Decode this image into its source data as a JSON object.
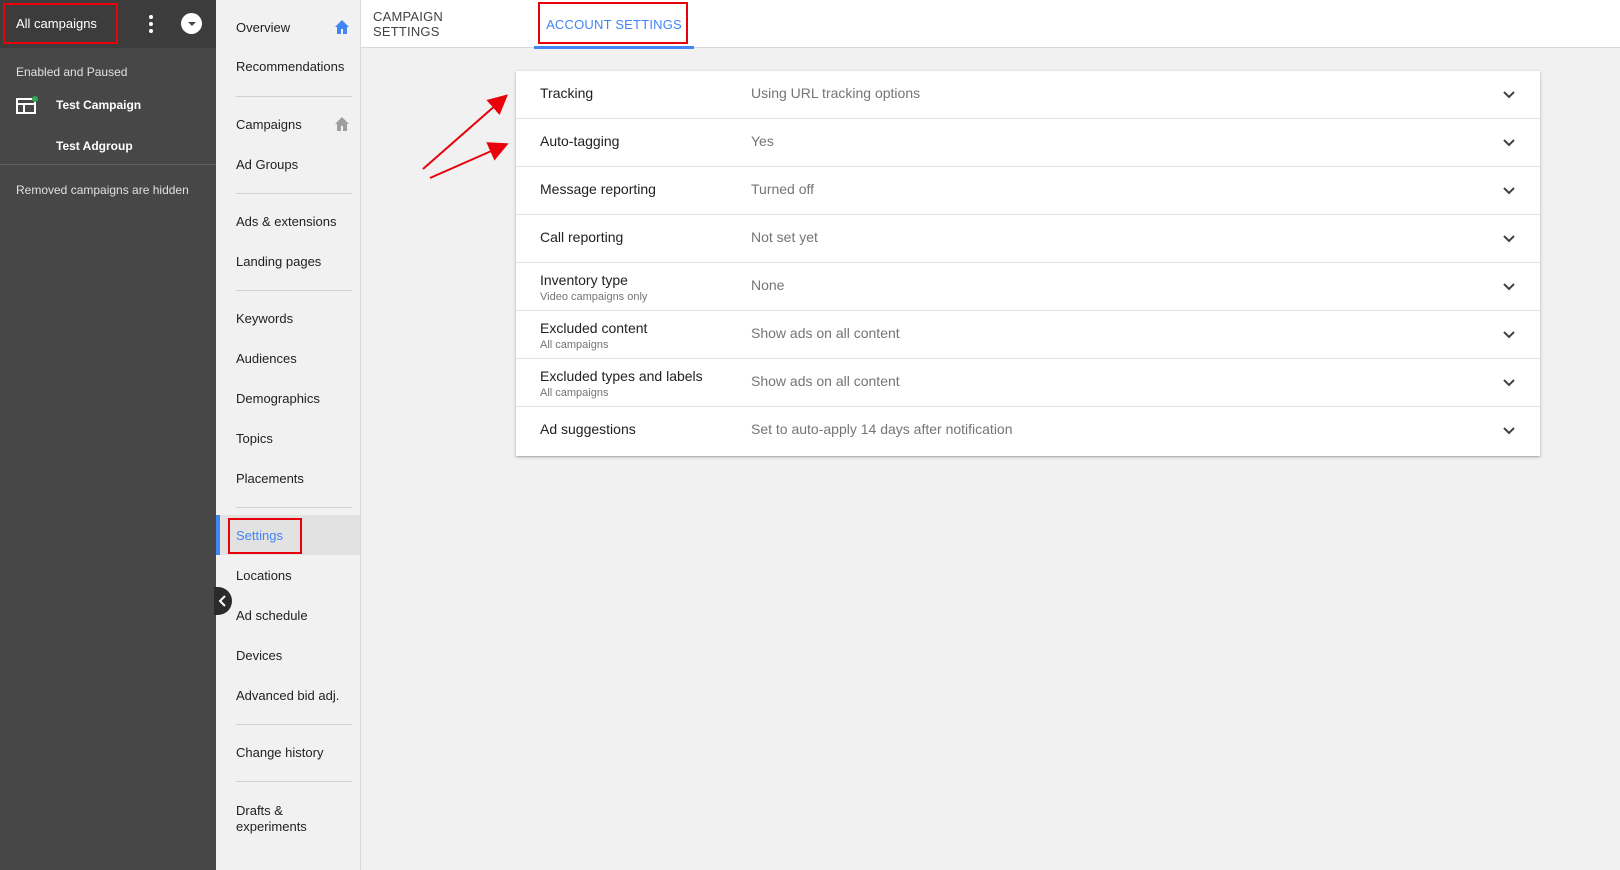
{
  "tree": {
    "all_campaigns": "All campaigns",
    "filter_status": "Enabled and Paused",
    "campaign": "Test Campaign",
    "adgroup": "Test Adgroup",
    "hidden_note": "Removed campaigns are hidden"
  },
  "nav": {
    "items": [
      {
        "label": "Overview",
        "icon": "home-icon"
      },
      {
        "label": "Recommendations"
      },
      {
        "label": "Campaigns",
        "icon": "home-icon"
      },
      {
        "label": "Ad Groups"
      },
      {
        "label": "Ads & extensions"
      },
      {
        "label": "Landing pages"
      },
      {
        "label": "Keywords"
      },
      {
        "label": "Audiences"
      },
      {
        "label": "Demographics"
      },
      {
        "label": "Topics"
      },
      {
        "label": "Placements"
      },
      {
        "label": "Settings",
        "active": true
      },
      {
        "label": "Locations"
      },
      {
        "label": "Ad schedule"
      },
      {
        "label": "Devices"
      },
      {
        "label": "Advanced bid adj."
      },
      {
        "label": "Change history"
      },
      {
        "label": "Drafts &\nexperiments"
      }
    ]
  },
  "tabs": {
    "campaign": "CAMPAIGN SETTINGS",
    "account": "ACCOUNT SETTINGS"
  },
  "settings": [
    {
      "name": "Tracking",
      "value": "Using URL tracking options"
    },
    {
      "name": "Auto-tagging",
      "value": "Yes"
    },
    {
      "name": "Message reporting",
      "value": "Turned off"
    },
    {
      "name": "Call reporting",
      "value": "Not set yet"
    },
    {
      "name": "Inventory type",
      "sub": "Video campaigns only",
      "value": "None"
    },
    {
      "name": "Excluded content",
      "sub": "All campaigns",
      "value": "Show ads on all content"
    },
    {
      "name": "Excluded types and labels",
      "sub": "All campaigns",
      "value": "Show ads on all content"
    },
    {
      "name": "Ad suggestions",
      "value": "Set to auto-apply 14 days after notification"
    }
  ],
  "colors": {
    "accent": "#4285f4",
    "highlight": "#e8000b",
    "tree_bg": "#474747"
  }
}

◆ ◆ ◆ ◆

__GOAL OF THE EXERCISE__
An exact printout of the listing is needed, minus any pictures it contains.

__RESULT BELOW__
Decode this image into its source data as a JSON object.
{
  "tree": {
    "all_campaigns": "All campaigns",
    "filter_status": "Enabled and Paused",
    "campaign": "Test Campaign",
    "adgroup": "Test Adgroup",
    "hidden_note": "Removed campaigns are hidden"
  },
  "nav": {
    "items": [
      {
        "label": "Overview",
        "icon": "home-icon"
      },
      {
        "label": "Recommendations"
      },
      {
        "label": "Campaigns",
        "icon": "home-icon"
      },
      {
        "label": "Ad Groups"
      },
      {
        "label": "Ads & extensions"
      },
      {
        "label": "Landing pages"
      },
      {
        "label": "Keywords"
      },
      {
        "label": "Audiences"
      },
      {
        "label": "Demographics"
      },
      {
        "label": "Topics"
      },
      {
        "label": "Placements"
      },
      {
        "label": "Settings",
        "active": true
      },
      {
        "label": "Locations"
      },
      {
        "label": "Ad schedule"
      },
      {
        "label": "Devices"
      },
      {
        "label": "Advanced bid adj."
      },
      {
        "label": "Change history"
      },
      {
        "label": "Drafts &\nexperiments"
      }
    ]
  },
  "tabs": {
    "campaign": "CAMPAIGN SETTINGS",
    "account": "ACCOUNT SETTINGS"
  },
  "settings": [
    {
      "name": "Tracking",
      "value": "Using URL tracking options"
    },
    {
      "name": "Auto-tagging",
      "value": "Yes"
    },
    {
      "name": "Message reporting",
      "value": "Turned off"
    },
    {
      "name": "Call reporting",
      "value": "Not set yet"
    },
    {
      "name": "Inventory type",
      "sub": "Video campaigns only",
      "value": "None"
    },
    {
      "name": "Excluded content",
      "sub": "All campaigns",
      "value": "Show ads on all content"
    },
    {
      "name": "Excluded types and labels",
      "sub": "All campaigns",
      "value": "Show ads on all content"
    },
    {
      "name": "Ad suggestions",
      "value": "Set to auto-apply 14 days after notification"
    }
  ],
  "colors": {
    "accent": "#4285f4",
    "highlight": "#e8000b",
    "tree_bg": "#474747"
  }
}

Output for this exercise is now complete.